2. On the flipside, are there common mistakes that experienced SEOs still make?
I think to some extent experienced SEOs can make the same mistakes as my first point in question one. We cannot pigeonhole ourselves into only doing one type of SEO. Site architecture, optimized growing content, and natural link building are essential for success. I have seen SEOs that just focus on one area. If we look at link building, it is possible to rank for keywords without ever optimizing the main site. But will that cover the hundreds if not thousands of keyword variations that might drive traffic to that Web site? No.
Benchmarking, analytics, and tracking SEO changes are more common problems. Clients come back and ask what SEO accomplished for the Web site? The numbers should be easy to prove – increasing search referrals and increased number of keywords driving those referrals. This has become even more important since Google’s announcement in December of 2009 of full time personalized search results.
The last mistake that is fairly common does not happen because of the SEO professional. This problem lies in communication and tracking between marketing departments and technical departments. Unfortunately SEO work gets overwritten without anyone’s knowledge. It can be days, weeks, or even months until the issues are identified. Each department claims the other speaks Greek. Finger pointing flies, but the real loser is the Web site. SEO’s have to monitor their implementations.
3. What are 3 things marketers can do RIGHT now to improve their organic rankings?
- Have a solid technical infrastructure that is search friendly
- Have an ongoing content development plan to add new and useful content to the Web site
- Have a link building plan in place: target directories, social media sites, and related Web sites
4. What are the 5 most important elements of an effective search optimization practice?
- Write great subject based content – optimize the basics: title, meta description, alt tags, H tags, and links (anchor text)

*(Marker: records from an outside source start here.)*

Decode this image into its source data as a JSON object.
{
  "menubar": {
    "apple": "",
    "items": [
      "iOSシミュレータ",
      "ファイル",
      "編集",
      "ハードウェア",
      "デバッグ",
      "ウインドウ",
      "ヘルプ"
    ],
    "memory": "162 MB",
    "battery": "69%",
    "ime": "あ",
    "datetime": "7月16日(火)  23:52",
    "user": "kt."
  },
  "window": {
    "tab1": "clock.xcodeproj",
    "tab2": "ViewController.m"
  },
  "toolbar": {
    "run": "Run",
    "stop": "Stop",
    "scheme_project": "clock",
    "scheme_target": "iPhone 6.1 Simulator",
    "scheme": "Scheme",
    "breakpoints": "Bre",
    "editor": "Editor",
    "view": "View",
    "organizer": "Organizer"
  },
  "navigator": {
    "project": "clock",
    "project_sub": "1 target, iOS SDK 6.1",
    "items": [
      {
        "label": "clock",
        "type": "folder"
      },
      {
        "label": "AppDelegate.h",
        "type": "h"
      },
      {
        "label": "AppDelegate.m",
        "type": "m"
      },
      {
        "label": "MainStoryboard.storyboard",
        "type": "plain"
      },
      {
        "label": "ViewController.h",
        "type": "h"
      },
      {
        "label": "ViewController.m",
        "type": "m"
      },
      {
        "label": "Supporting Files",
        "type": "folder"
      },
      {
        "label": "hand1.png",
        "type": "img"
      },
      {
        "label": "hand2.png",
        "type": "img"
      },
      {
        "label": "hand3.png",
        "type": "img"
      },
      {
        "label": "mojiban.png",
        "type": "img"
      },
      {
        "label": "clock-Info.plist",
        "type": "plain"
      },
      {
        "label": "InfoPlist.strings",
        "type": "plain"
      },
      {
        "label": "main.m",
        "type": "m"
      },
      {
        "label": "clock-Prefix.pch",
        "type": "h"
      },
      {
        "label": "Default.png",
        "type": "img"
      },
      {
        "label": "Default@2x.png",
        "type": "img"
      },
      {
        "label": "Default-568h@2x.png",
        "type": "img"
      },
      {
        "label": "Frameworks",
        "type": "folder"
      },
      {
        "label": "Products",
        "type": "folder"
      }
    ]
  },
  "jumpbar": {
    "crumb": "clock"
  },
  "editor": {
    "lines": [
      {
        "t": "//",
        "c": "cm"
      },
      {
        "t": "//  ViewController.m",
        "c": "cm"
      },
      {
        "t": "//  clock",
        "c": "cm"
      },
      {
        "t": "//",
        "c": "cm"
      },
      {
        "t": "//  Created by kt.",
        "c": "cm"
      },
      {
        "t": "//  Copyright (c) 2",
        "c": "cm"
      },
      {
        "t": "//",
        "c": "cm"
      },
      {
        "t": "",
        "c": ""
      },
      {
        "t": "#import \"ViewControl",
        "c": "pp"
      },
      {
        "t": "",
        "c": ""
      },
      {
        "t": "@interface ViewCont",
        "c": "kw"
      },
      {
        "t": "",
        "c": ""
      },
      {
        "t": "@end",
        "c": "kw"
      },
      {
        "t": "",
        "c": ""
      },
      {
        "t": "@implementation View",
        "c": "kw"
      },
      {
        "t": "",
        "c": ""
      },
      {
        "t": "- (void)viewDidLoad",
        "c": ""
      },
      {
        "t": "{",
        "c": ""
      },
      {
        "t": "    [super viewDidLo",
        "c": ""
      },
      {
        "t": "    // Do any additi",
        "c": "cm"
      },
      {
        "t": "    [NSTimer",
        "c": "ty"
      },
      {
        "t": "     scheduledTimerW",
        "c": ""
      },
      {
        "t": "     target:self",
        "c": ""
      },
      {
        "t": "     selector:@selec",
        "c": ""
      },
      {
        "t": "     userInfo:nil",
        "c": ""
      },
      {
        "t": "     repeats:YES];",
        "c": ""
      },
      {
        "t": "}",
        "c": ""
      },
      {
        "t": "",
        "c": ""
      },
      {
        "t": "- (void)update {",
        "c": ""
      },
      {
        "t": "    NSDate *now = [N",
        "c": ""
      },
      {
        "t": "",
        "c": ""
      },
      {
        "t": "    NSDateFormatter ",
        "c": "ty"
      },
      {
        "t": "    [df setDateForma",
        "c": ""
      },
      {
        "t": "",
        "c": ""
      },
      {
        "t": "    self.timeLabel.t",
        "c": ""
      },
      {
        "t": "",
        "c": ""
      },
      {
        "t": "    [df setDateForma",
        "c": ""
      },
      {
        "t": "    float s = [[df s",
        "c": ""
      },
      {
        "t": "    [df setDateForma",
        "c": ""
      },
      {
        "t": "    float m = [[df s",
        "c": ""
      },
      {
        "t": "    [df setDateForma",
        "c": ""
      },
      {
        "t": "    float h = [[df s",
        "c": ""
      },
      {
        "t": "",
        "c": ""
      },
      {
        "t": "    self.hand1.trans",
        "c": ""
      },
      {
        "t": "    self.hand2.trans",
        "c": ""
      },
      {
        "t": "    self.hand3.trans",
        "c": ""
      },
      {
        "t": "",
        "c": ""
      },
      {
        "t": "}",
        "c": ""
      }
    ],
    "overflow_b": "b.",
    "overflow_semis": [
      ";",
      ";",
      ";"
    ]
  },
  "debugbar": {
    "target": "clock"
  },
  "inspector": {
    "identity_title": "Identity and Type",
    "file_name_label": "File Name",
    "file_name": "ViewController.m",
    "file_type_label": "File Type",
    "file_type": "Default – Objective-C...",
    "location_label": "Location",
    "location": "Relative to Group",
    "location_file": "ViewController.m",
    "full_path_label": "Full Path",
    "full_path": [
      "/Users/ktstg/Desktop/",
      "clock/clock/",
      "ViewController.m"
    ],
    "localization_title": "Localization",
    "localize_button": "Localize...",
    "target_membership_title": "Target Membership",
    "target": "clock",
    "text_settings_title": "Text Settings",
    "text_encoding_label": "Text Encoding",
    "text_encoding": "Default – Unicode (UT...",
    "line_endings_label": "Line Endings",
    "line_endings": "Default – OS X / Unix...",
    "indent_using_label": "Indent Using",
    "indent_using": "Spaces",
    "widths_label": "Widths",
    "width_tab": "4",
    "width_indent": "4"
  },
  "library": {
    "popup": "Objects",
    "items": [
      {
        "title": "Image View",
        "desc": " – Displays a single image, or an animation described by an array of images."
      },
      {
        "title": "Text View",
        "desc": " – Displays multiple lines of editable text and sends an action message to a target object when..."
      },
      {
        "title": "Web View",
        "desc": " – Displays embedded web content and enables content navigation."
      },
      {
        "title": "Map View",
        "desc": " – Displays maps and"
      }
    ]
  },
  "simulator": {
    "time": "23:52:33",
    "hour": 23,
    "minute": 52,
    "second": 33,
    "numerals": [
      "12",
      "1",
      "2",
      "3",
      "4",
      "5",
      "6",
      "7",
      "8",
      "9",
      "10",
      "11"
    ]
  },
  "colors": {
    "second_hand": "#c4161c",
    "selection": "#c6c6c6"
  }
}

- Make a link building plan, stick to it, and monitor it’s growth (hint – social media sites should be a large part of this strategy)
- Consider the value of internal linking when it comes to keywords and anchor text (navigation and in content links)
- Make sure the Web site is registered with Google Webmaster Tools, Yahoo Site Explorer, and Bing Webmaster Central. Regularly review for issues and new insights.
- Monitor Analytics for keyword performance and trends
5. After implementing an effective search optimization practice, how soon can marketers expect to see changes in the SERPs?
Search Engines have become very adept at listing fresh content. The Search Engine Marketing community used to say wait 90 days to see the results. Some changes can occur much more quickly now. Personalized search also throws a large monkey wrench into seeing changes in the SERPs. I suggest monitoring Analytics for natural search growth and occasionally spot checking positions.